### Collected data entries
/---
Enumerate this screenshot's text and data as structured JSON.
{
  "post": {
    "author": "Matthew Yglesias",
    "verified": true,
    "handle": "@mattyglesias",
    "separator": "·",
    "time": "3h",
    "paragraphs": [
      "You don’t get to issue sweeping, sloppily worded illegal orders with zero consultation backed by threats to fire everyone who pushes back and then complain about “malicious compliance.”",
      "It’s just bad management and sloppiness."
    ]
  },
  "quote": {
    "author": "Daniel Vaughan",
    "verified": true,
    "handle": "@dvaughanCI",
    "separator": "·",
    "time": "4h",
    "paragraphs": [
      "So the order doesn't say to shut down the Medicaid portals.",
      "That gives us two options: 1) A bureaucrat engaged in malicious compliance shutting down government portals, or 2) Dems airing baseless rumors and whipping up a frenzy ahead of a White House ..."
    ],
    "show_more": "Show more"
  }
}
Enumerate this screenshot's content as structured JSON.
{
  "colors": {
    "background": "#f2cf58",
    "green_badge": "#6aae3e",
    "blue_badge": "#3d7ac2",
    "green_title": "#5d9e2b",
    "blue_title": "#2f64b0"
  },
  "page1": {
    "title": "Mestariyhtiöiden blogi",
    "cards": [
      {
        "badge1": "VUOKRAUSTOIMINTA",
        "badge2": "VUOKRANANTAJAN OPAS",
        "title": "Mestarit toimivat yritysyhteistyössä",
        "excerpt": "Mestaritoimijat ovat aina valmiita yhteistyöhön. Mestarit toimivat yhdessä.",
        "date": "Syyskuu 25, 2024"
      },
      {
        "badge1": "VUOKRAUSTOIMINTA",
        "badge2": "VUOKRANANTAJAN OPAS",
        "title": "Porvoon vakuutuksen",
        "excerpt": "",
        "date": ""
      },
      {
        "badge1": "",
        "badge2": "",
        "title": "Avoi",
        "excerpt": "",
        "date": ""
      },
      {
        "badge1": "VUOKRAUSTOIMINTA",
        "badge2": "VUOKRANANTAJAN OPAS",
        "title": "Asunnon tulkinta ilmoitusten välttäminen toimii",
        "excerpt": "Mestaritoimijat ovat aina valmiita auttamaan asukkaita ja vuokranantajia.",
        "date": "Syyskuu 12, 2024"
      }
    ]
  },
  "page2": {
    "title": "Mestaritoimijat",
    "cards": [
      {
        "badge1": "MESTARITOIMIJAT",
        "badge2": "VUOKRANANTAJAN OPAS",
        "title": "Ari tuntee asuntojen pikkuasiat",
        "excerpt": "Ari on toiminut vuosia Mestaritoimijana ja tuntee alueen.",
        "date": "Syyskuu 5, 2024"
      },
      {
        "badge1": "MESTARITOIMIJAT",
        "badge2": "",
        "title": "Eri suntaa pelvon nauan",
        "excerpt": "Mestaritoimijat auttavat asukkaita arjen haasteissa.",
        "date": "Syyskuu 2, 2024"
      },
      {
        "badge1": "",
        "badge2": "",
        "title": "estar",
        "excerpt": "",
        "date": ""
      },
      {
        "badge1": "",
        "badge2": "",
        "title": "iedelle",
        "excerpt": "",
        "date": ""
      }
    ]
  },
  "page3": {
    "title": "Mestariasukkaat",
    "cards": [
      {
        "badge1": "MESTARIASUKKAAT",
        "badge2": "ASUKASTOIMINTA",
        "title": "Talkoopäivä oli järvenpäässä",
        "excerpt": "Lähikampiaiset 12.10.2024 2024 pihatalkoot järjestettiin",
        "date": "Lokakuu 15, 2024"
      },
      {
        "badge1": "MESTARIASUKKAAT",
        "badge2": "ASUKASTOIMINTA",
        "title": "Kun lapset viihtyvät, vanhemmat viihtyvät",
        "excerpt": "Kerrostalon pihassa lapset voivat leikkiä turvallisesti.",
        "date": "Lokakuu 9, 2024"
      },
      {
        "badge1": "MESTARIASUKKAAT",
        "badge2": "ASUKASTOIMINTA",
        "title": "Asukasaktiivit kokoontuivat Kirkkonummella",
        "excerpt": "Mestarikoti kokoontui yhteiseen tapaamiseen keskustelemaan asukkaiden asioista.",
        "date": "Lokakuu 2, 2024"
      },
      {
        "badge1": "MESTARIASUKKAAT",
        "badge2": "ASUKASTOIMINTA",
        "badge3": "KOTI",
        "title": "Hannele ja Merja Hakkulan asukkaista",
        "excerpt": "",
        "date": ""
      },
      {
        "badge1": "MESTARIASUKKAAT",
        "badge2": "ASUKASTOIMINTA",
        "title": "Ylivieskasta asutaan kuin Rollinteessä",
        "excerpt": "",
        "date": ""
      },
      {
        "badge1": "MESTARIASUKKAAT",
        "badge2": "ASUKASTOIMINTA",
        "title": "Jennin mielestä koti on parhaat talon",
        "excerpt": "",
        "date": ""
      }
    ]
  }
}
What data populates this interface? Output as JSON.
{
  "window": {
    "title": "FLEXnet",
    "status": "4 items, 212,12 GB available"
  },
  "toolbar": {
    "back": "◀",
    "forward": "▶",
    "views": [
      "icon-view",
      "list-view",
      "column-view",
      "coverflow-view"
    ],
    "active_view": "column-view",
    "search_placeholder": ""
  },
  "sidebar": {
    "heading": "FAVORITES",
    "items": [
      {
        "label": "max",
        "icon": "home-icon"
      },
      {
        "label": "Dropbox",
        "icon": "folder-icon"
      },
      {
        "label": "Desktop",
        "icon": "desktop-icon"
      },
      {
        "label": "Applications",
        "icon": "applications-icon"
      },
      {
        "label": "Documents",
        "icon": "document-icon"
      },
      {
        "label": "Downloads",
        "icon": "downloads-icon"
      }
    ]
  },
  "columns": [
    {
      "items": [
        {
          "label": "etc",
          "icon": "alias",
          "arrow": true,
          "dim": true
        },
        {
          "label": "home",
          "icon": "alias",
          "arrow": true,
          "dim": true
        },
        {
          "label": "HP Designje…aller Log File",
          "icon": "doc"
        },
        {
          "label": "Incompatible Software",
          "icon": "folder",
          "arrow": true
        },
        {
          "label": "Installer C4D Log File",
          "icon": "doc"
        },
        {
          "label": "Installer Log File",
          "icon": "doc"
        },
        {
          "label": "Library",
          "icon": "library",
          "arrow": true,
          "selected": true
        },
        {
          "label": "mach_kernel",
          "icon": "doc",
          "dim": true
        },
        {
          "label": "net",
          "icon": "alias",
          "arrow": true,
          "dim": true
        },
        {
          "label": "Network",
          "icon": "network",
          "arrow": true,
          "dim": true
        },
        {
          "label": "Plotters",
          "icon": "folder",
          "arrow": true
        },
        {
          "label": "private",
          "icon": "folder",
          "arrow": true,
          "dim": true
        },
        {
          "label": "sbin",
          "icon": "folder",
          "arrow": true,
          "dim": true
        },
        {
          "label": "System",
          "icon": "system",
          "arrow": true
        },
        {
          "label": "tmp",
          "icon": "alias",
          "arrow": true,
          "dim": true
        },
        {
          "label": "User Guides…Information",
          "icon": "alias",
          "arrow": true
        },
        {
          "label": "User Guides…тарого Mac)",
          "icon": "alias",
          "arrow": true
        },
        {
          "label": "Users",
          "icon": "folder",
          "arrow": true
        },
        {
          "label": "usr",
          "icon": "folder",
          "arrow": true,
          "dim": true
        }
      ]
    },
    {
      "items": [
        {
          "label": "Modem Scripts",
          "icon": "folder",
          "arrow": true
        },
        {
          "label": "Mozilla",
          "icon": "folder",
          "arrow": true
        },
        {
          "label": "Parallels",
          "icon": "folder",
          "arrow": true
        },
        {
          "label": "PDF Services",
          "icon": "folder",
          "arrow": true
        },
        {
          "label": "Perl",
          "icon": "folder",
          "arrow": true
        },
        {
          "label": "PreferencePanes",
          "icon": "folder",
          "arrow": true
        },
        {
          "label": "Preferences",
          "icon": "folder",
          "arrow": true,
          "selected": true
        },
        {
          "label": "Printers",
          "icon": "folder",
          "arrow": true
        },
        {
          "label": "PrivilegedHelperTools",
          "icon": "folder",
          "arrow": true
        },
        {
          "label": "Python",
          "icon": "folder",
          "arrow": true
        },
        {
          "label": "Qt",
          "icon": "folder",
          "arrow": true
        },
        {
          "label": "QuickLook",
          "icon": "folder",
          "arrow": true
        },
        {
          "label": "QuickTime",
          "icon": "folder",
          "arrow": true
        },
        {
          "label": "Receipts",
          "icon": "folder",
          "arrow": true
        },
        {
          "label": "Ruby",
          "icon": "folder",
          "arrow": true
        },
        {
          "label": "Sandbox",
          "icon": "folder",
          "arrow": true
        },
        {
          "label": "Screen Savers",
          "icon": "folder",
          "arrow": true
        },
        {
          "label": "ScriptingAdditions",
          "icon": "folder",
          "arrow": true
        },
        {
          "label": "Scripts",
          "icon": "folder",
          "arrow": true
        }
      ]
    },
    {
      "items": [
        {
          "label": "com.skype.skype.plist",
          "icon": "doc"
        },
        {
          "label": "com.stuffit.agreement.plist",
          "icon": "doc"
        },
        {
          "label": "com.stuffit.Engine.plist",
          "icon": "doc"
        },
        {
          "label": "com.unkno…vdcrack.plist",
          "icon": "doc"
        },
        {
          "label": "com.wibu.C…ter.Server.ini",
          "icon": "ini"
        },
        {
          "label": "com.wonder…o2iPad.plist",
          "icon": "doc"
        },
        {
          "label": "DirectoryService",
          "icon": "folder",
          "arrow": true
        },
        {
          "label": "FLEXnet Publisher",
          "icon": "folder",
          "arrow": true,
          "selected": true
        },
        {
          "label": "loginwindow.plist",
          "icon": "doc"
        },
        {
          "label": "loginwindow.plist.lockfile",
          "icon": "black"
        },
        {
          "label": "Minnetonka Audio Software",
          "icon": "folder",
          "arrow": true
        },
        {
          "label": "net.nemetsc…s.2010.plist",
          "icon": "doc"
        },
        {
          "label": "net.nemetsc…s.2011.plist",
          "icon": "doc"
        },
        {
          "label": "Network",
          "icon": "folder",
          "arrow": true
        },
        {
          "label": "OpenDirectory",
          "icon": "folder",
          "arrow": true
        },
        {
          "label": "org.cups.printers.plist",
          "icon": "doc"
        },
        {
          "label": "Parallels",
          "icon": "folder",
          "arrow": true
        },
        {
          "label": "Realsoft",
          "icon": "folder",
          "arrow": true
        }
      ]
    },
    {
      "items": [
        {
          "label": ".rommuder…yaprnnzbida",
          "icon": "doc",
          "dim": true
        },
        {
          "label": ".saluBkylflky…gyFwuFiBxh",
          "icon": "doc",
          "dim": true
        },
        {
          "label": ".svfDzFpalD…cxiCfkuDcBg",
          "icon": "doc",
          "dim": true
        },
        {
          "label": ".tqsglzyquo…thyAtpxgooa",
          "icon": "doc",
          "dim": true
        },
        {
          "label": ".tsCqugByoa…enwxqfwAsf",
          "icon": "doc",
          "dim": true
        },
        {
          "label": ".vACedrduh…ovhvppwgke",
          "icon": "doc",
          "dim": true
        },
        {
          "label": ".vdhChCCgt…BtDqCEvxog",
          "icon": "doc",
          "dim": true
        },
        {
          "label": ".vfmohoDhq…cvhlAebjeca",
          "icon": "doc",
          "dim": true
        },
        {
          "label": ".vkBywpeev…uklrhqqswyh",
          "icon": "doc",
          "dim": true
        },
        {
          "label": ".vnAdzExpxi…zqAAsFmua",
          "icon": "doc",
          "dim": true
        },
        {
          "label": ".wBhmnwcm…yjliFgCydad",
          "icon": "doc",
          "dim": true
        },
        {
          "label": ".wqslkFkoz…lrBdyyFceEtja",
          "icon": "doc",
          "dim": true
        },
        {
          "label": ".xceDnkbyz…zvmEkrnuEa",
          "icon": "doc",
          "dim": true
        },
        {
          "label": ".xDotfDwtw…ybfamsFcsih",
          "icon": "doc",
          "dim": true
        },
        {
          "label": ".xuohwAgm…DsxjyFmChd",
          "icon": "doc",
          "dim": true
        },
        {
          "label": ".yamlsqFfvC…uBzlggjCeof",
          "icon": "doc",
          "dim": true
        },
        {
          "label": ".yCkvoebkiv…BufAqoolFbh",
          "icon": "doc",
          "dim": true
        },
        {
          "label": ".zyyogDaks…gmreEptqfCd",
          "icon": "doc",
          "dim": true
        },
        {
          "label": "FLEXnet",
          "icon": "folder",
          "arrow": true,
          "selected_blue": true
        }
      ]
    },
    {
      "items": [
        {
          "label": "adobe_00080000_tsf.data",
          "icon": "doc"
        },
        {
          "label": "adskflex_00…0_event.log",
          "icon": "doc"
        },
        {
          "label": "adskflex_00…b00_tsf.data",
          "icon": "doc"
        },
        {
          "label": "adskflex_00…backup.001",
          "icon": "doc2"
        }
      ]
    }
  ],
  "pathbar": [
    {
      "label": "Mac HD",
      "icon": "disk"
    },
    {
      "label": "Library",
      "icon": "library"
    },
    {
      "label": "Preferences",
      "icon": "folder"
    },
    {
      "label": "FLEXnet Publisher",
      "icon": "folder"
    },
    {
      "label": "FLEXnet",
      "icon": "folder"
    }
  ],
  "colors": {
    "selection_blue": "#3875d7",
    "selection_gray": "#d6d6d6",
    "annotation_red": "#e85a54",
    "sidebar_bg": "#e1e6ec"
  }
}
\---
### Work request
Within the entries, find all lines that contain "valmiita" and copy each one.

### Result
        "excerpt": "Mestaritoimijat ovat aina valmiita yhteistyöhön. Mestarit toimivat yhdessä.",
        "excerpt": "Mestaritoimijat ovat aina valmiita auttamaan asukkaita ja vuokranantajia.",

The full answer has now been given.